From the ESRI forum
ArcGIS Desktop - Data Management (General) forum
Precision for shapefiles
A quote & credit to whuber (posted in 2007)
Double precision floats maintain 52 bits of precision, regardless of the sign of the number. That translates to 52 * log(2) = 15.65 decimal places. Some exceptional tiny values--less than about 10^-308 in size--have less precision; these are said to be "denormalized." Otherwise, the precision is the same for all doubles; there is no "typically" about it.
Your "bunch of extra zeros" is correct when it is understood in binary.
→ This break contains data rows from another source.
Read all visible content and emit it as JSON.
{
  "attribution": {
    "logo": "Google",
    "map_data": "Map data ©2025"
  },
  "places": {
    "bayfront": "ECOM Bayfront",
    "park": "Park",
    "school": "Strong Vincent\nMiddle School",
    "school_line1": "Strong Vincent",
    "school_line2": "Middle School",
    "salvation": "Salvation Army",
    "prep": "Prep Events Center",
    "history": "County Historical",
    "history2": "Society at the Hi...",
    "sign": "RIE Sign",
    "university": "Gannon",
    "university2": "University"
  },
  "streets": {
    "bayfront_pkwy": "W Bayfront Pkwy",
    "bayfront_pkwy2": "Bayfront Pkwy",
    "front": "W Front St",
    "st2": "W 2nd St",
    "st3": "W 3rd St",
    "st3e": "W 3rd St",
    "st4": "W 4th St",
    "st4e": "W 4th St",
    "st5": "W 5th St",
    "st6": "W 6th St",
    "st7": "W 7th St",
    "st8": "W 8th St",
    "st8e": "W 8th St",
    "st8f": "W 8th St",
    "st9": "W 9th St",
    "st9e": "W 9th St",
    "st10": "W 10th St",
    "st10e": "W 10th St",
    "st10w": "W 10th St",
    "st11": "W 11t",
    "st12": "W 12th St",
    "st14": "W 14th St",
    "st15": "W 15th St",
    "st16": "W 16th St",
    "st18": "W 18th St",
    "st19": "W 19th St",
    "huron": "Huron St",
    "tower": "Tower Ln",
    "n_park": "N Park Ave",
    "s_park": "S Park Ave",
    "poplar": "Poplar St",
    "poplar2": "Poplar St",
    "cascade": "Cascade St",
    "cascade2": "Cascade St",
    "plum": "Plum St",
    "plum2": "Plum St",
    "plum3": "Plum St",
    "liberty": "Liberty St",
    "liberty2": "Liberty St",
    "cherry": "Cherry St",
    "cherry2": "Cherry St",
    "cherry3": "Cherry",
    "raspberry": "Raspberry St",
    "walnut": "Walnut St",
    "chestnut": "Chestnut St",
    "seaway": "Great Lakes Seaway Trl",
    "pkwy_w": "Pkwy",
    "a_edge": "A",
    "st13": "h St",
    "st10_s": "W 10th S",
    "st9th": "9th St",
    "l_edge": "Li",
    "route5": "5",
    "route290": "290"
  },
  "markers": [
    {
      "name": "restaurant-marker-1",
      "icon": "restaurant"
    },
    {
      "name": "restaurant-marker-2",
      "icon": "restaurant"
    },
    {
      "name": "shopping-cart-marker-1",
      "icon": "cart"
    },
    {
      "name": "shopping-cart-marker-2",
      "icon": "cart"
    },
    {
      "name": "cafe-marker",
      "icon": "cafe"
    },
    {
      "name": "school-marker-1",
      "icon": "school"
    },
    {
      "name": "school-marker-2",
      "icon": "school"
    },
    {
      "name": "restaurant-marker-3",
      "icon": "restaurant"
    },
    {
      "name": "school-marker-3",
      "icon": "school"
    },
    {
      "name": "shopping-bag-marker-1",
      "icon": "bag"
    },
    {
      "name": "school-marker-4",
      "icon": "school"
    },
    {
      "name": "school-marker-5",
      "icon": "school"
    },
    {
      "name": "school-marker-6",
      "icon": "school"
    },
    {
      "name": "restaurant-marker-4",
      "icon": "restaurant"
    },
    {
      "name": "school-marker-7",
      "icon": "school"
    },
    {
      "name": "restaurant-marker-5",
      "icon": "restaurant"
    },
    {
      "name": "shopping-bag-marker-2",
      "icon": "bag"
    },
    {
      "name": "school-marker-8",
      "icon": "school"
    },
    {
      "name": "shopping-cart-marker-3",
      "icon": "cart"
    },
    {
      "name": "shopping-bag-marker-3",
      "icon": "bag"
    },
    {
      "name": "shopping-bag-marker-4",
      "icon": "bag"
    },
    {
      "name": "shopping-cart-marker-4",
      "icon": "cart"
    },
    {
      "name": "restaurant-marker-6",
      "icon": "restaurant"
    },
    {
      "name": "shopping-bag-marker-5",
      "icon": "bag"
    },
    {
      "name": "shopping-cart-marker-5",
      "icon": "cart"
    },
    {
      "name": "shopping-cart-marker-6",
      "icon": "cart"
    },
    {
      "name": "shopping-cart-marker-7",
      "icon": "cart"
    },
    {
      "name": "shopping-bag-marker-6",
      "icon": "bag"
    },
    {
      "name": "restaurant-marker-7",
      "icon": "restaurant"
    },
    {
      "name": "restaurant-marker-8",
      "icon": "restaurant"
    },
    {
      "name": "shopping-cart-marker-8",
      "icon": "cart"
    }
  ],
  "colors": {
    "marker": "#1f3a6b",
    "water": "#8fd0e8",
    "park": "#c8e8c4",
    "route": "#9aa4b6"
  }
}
In base 10, it is rare for a conversion from singles to doubles to result in additional zeros.
Shapefiles have to use better than single precision, which has only 23 bits of precision (about 6.92 significant decimal digits). Typical earth coordinate systems, like UTM, can have coordinates extending into the many millions of meters: that would limit shapefiles to about one meter precision when using such systems. One meter is not precise enough for large scale work. Thus, ESRI had no real choice in the matter when they designed shapefiles to use floating point coordinates rather than scaled integer coordinates.
Solution - avoid the shapefile format (stick to geodatabase) for better precision or accept the 1 meter precision.